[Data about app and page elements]

▬▬▬

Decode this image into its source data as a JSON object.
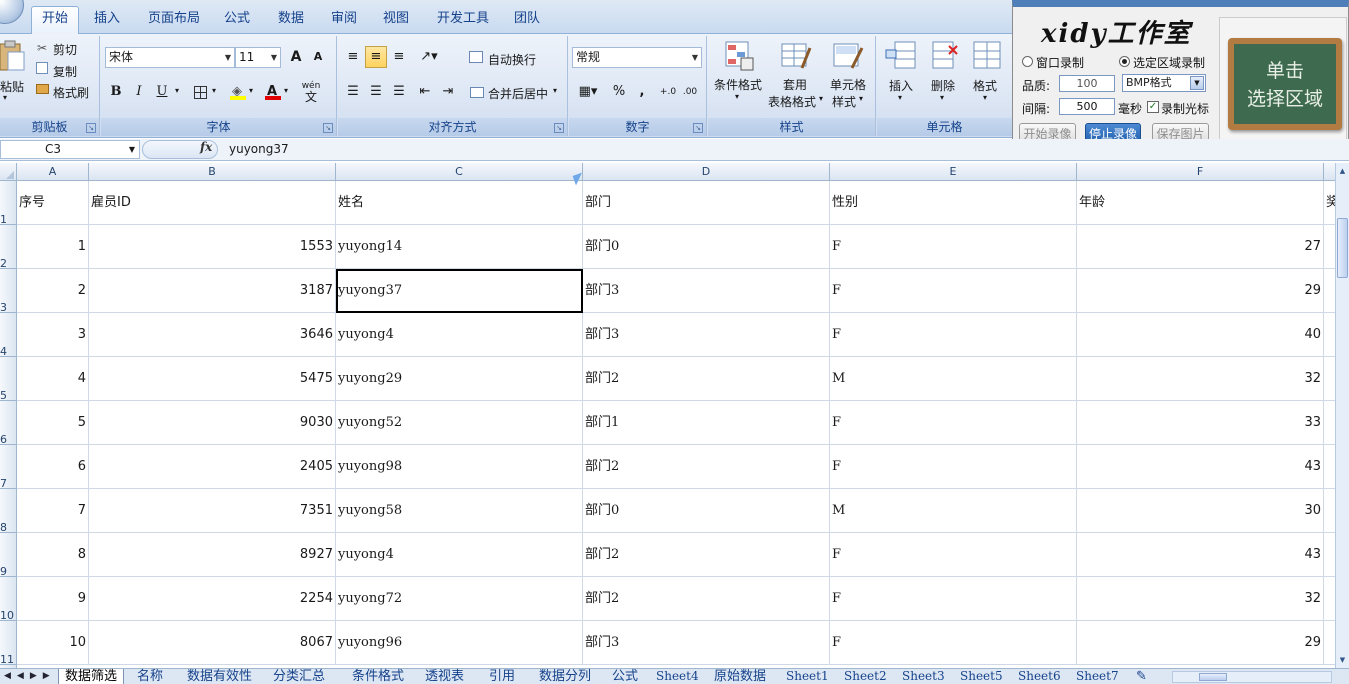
{
  "ribbon": {
    "tabs": [
      "开始",
      "插入",
      "页面布局",
      "公式",
      "数据",
      "审阅",
      "视图",
      "开发工具",
      "团队"
    ],
    "clipboard": {
      "paste": "粘贴",
      "cut": "剪切",
      "copy": "复制",
      "format_painter": "格式刷",
      "label": "剪贴板"
    },
    "font": {
      "name": "宋体",
      "size": "11",
      "label": "字体",
      "bold": "B",
      "italic": "I",
      "underline": "U",
      "grow": "A",
      "shrink": "A",
      "color_a": "A",
      "wen": "wén",
      "wen_char": "文"
    },
    "alignment": {
      "wrap": "自动换行",
      "merge": "合并后居中",
      "label": "对齐方式"
    },
    "number": {
      "format": "常规",
      "percent": "%",
      "comma": ",",
      "label": "数字"
    },
    "styles": {
      "conditional": "条件格式",
      "table_format_1": "套用",
      "table_format_2": "表格格式",
      "cell_styles_1": "单元格",
      "cell_styles_2": "样式",
      "label": "样式"
    },
    "cells": {
      "insert": "插入",
      "delete": "删除",
      "format": "格式",
      "label": "单元格"
    }
  },
  "recorder": {
    "title": "xidy工作室",
    "window_record": "窗口录制",
    "region_record": "选定区域录制",
    "quality_label": "品质:",
    "quality_value": "100",
    "format_value": "BMP格式",
    "interval_label": "间隔:",
    "interval_value": "500",
    "interval_unit": "毫秒",
    "record_cursor": "录制光标",
    "start_btn": "开始录像",
    "stop_btn": "停止录像",
    "save_btn": "保存图片",
    "board_line1": "单击",
    "board_line2": "选择区域"
  },
  "formula_bar": {
    "cell_ref": "C3",
    "fx": "fx",
    "content": "yuyong37"
  },
  "columns": [
    "A",
    "B",
    "C",
    "D",
    "E",
    "F"
  ],
  "row_numbers": [
    "1",
    "2",
    "3",
    "4",
    "5",
    "6",
    "7",
    "8",
    "9",
    "10",
    "11"
  ],
  "headers": [
    "序号",
    "雇员ID",
    "姓名",
    "部门",
    "性别",
    "年龄",
    "奖"
  ],
  "rows": [
    [
      "1",
      "1553",
      "yuyong14",
      "部门0",
      "F",
      "27"
    ],
    [
      "2",
      "3187",
      "yuyong37",
      "部门3",
      "F",
      "29"
    ],
    [
      "3",
      "3646",
      "yuyong4",
      "部门3",
      "F",
      "40"
    ],
    [
      "4",
      "5475",
      "yuyong29",
      "部门2",
      "M",
      "32"
    ],
    [
      "5",
      "9030",
      "yuyong52",
      "部门1",
      "F",
      "33"
    ],
    [
      "6",
      "2405",
      "yuyong98",
      "部门2",
      "F",
      "43"
    ],
    [
      "7",
      "7351",
      "yuyong58",
      "部门0",
      "M",
      "30"
    ],
    [
      "8",
      "8927",
      "yuyong4",
      "部门2",
      "F",
      "43"
    ],
    [
      "9",
      "2254",
      "yuyong72",
      "部门2",
      "F",
      "32"
    ],
    [
      "10",
      "8067",
      "yuyong96",
      "部门3",
      "F",
      "29"
    ]
  ],
  "sheets": [
    "数据筛选",
    "名称",
    "数据有效性",
    "分类汇总",
    "条件格式",
    "透视表",
    "引用",
    "数据分列",
    "公式",
    "Sheet4",
    "原始数据",
    "Sheet1",
    "Sheet2",
    "Sheet3",
    "Sheet5",
    "Sheet6",
    "Sheet7"
  ]
}
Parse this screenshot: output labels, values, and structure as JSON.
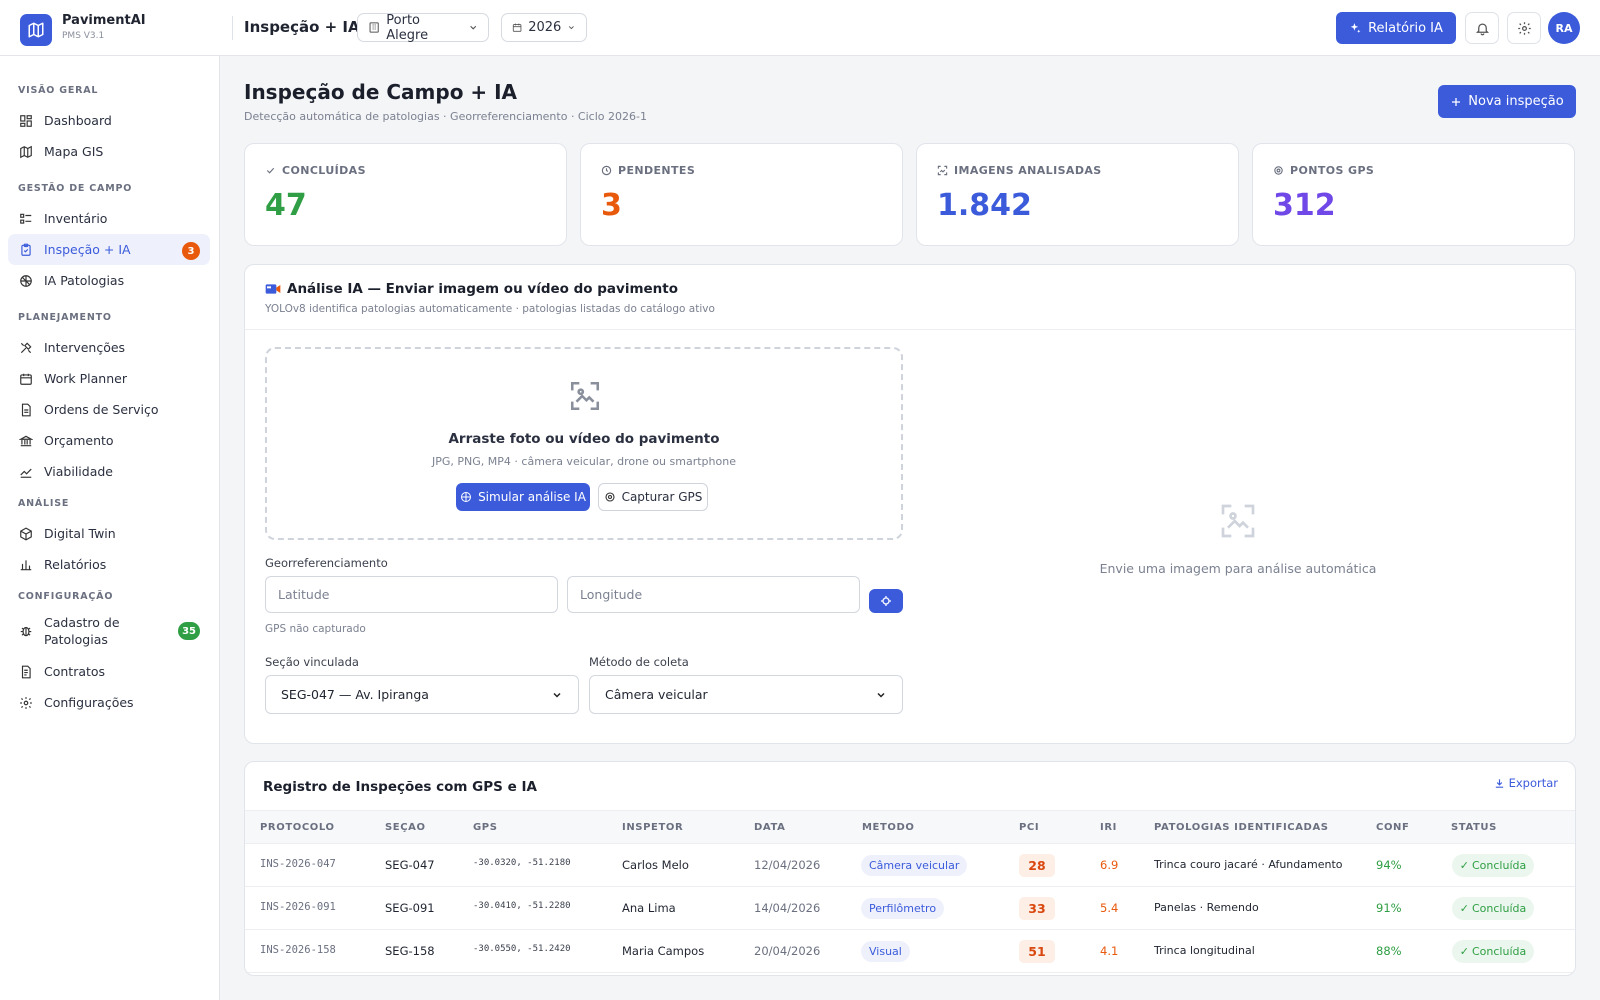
{
  "app": {
    "name": "PavimentAI",
    "version": "PMS V3.1"
  },
  "topbar": {
    "page": "Inspeção + IA",
    "city": "Porto Alegre",
    "year": "2026",
    "report_button": "Relatório IA",
    "avatar_initials": "RA"
  },
  "sidebar": {
    "sections": [
      {
        "title": "VISÃO GERAL",
        "items": [
          {
            "label": "Dashboard",
            "icon": "dashboard-icon"
          },
          {
            "label": "Mapa GIS",
            "icon": "map-icon"
          }
        ]
      },
      {
        "title": "GESTÃO DE CAMPO",
        "items": [
          {
            "label": "Inventário",
            "icon": "list-icon"
          },
          {
            "label": "Inspeção + IA",
            "icon": "clipboard-icon",
            "active": true,
            "badge": "3"
          },
          {
            "label": "IA Patologias",
            "icon": "brain-icon"
          }
        ]
      },
      {
        "title": "PLANEJAMENTO",
        "items": [
          {
            "label": "Intervenções",
            "icon": "tools-icon"
          },
          {
            "label": "Work Planner",
            "icon": "calendar-icon"
          },
          {
            "label": "Ordens de Serviço",
            "icon": "document-icon"
          },
          {
            "label": "Orçamento",
            "icon": "bank-icon"
          },
          {
            "label": "Viabilidade",
            "icon": "trend-icon"
          }
        ]
      },
      {
        "title": "ANÁLISE",
        "items": [
          {
            "label": "Digital Twin",
            "icon": "cube-icon"
          },
          {
            "label": "Relatórios",
            "icon": "bar-chart-icon"
          }
        ]
      },
      {
        "title": "CONFIGURAÇÃO",
        "items": [
          {
            "label": "Cadastro de Patologias",
            "icon": "bug-icon",
            "badge": "35"
          },
          {
            "label": "Contratos",
            "icon": "file-icon"
          },
          {
            "label": "Configurações",
            "icon": "gear-icon"
          }
        ]
      }
    ]
  },
  "page": {
    "title": "Inspeção de Campo + IA",
    "subtitle": "Detecção automática de patologias · Georreferenciamento · Ciclo 2026-1",
    "new_button": "Nova inspeção"
  },
  "kpis": [
    {
      "label": "CONCLUÍDAS",
      "value": "47",
      "color": "#2f9e44",
      "icon": "check-icon"
    },
    {
      "label": "PENDENTES",
      "value": "3",
      "color": "#e8590c",
      "icon": "clock-icon"
    },
    {
      "label": "IMAGENS ANALISADAS",
      "value": "1.842",
      "color": "#3b5bdb",
      "icon": "image-scan-icon"
    },
    {
      "label": "PONTOS GPS",
      "value": "312",
      "color": "#7048e8",
      "icon": "target-icon"
    }
  ],
  "ai": {
    "title": "Análise IA — Enviar imagem ou vídeo do pavimento",
    "subtitle": "YOLOv8 identifica patologias automaticamente · patologias listadas do catálogo ativo",
    "dropzone_title": "Arraste foto ou vídeo do pavimento",
    "dropzone_sub": "JPG, PNG, MP4 · câmera veicular, drone ou smartphone",
    "simulate_button": "Simular análise IA",
    "gps_button": "Capturar GPS",
    "geo_label": "Georreferenciamento",
    "lat_placeholder": "Latitude",
    "lng_placeholder": "Longitude",
    "gps_status": "GPS não capturado",
    "section_label": "Seção vinculada",
    "section_value": "SEG-047 — Av. Ipiranga",
    "method_label": "Método de coleta",
    "method_value": "Câmera veicular",
    "empty_text": "Envie uma imagem para análise automática"
  },
  "table": {
    "title": "Registro de Inspeções com GPS e IA",
    "export": "Exportar",
    "columns": [
      "PROTOCOLO",
      "SEÇÃO",
      "GPS",
      "INSPETOR",
      "DATA",
      "MÉTODO",
      "PCI",
      "IRI",
      "PATOLOGIAS IDENTIFICADAS",
      "CONF.",
      "STATUS"
    ],
    "rows": [
      {
        "protocol": "INS-2026-047",
        "section": "SEG-047",
        "gps": "-30.0320, -51.2180",
        "inspector": "Carlos Melo",
        "date": "12/04/2026",
        "method": "Câmera veicular",
        "pci": "28",
        "iri": "6.9",
        "pathologies": "Trinca couro jacaré · Afundamento",
        "conf": "94%",
        "status": "Concluída"
      },
      {
        "protocol": "INS-2026-091",
        "section": "SEG-091",
        "gps": "-30.0410, -51.2280",
        "inspector": "Ana Lima",
        "date": "14/04/2026",
        "method": "Perfilômetro",
        "pci": "33",
        "iri": "5.4",
        "pathologies": "Panelas · Remendo",
        "conf": "91%",
        "status": "Concluída"
      },
      {
        "protocol": "INS-2026-158",
        "section": "SEG-158",
        "gps": "-30.0550, -51.2420",
        "inspector": "Maria Campos",
        "date": "20/04/2026",
        "method": "Visual",
        "pci": "51",
        "iri": "4.1",
        "pathologies": "Trinca longitudinal",
        "conf": "88%",
        "status": "Concluída"
      }
    ]
  },
  "colors": {
    "accent": "#3b5bdb",
    "badge_red": "#e8590c",
    "badge_green": "#2f9e44"
  }
}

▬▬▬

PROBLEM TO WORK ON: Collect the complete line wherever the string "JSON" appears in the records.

ANSWER SPACE:
Decode this image into its source data as a JSON object.
Parse this screenshot: output labels, values, and structure as JSON.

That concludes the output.